Bold Vision, Worrisome Concept
Certainly, one can find fault with his performances. Welser-Most often speaks of unpacking the famous Cleveland sound, and of downplaying interpretation while playing up the autonomy of the musicians. That mission alone makes some listeners worry. Others dislike the effect of the concept, claiming vacancy: music without a viewpoint.
Besides that, Welser-Most is no passive observer on the podium. He’s every bit as capable of making a radical, bold, or downright maddening interpretation as any other conductor. One could almost say that the more mainstream the repertoire, the more likely Welser-Most is to push boundaries. But that implies there’s a pattern, and with him, there isn’t. To his credit, he’s unpredictable.
Where Welser-Most, a native of Austria, falls short, especially next to someone like S.F. Symphony’s Michael Tilson Thomas, is in American music. In truth, he rarely considers it, leaving guest conductors to do the job of presenting the core masterworks. But those who still toss around the cruel nickname conceived for Welser-Most by critics in London 20 years ago aren’t just mean-spirited. They’re misinformed, and simply haven’t been paying attention.

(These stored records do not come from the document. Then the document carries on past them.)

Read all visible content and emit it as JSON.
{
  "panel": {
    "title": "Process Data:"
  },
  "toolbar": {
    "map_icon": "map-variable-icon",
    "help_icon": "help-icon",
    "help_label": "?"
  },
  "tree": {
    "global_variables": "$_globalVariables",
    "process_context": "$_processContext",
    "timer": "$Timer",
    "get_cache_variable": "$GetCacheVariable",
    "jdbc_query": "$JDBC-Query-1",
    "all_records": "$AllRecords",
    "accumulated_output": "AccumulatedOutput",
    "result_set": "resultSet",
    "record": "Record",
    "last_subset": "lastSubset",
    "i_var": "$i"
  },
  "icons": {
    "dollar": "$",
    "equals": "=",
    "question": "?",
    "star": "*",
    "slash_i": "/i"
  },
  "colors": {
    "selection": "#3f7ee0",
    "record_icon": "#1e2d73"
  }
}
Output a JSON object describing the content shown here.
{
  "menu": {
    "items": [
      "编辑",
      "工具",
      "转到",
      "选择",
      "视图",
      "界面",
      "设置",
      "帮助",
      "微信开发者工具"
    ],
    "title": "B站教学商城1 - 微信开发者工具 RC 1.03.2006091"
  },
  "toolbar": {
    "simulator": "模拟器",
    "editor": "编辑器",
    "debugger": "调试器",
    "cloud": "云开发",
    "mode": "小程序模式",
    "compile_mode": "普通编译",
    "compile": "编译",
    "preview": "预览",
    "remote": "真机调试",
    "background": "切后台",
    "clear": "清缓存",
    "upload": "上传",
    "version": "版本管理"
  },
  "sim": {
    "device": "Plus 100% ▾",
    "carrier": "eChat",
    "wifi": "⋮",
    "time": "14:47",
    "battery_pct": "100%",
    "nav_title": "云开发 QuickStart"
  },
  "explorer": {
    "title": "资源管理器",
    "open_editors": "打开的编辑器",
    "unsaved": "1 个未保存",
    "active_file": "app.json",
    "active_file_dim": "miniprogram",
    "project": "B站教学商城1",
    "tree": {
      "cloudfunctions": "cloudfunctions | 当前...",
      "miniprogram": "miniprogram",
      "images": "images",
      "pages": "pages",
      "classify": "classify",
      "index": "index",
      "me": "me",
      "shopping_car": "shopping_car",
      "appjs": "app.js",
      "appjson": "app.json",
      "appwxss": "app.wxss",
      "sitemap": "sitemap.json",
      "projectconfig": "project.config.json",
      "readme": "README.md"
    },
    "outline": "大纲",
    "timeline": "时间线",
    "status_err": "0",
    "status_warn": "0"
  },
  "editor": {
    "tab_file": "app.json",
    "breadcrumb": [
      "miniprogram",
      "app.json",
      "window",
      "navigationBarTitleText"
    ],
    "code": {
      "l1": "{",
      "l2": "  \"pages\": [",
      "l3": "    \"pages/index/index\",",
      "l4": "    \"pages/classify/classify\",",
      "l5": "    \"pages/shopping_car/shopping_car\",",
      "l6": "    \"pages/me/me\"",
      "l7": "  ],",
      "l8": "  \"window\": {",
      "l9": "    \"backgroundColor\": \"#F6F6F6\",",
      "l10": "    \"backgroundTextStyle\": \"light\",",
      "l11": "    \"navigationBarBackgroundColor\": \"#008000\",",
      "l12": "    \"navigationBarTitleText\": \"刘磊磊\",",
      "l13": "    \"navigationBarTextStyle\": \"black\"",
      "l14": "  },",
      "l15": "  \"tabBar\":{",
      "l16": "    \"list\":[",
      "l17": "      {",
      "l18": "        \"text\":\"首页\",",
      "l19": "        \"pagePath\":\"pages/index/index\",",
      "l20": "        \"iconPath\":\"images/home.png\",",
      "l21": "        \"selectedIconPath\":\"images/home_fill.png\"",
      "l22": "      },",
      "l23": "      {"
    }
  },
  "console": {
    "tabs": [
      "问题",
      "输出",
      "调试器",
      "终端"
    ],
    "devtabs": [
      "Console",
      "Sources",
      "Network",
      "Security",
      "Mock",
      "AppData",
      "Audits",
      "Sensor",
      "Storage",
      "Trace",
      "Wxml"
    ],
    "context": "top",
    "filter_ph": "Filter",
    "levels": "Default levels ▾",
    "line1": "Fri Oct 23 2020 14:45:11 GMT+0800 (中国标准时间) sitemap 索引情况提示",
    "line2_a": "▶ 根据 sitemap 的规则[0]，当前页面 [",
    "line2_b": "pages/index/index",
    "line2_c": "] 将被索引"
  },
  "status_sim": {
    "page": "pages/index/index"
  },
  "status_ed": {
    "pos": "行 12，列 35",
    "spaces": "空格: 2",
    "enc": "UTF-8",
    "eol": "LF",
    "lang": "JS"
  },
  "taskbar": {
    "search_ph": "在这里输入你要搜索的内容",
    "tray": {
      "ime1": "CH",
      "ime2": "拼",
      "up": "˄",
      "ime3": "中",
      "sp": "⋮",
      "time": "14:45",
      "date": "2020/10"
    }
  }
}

There are huge swaths of the repertoire in which Welser-Most is undeniably brilliant — opera, for instance, or any score involving text and voices. His Bruckner, too, is profoundly, memorably moving. Ditto his Strauss. He’s even got a knack for Shostakovich. He’s also a decent advocate of contemporary music. Responding to the San Francisco Symphony’s wish for commissioned works, Welser-Most came back with Thomas Adès’ Powder Her Face Suite and Kaija Saariaho’s Orion, a piece he’s actually programmed several times at home. Under his watch, the orchestra has been an active commissioner and performer of new music.
The orchestra hasn’t yet announced the details of next season, a step it usually takes in March. These days, the institution isn’t the well-oiled machine it used to be. But that’s also part of the excitement. For better or worse, it’s not business as usual at the Cleveland Orchestra. The atmosphere today is one of determination, of long-overdue gameness to collaborate, experiment, open up. Together with Welser-Most, the orchestra is learning to look forward.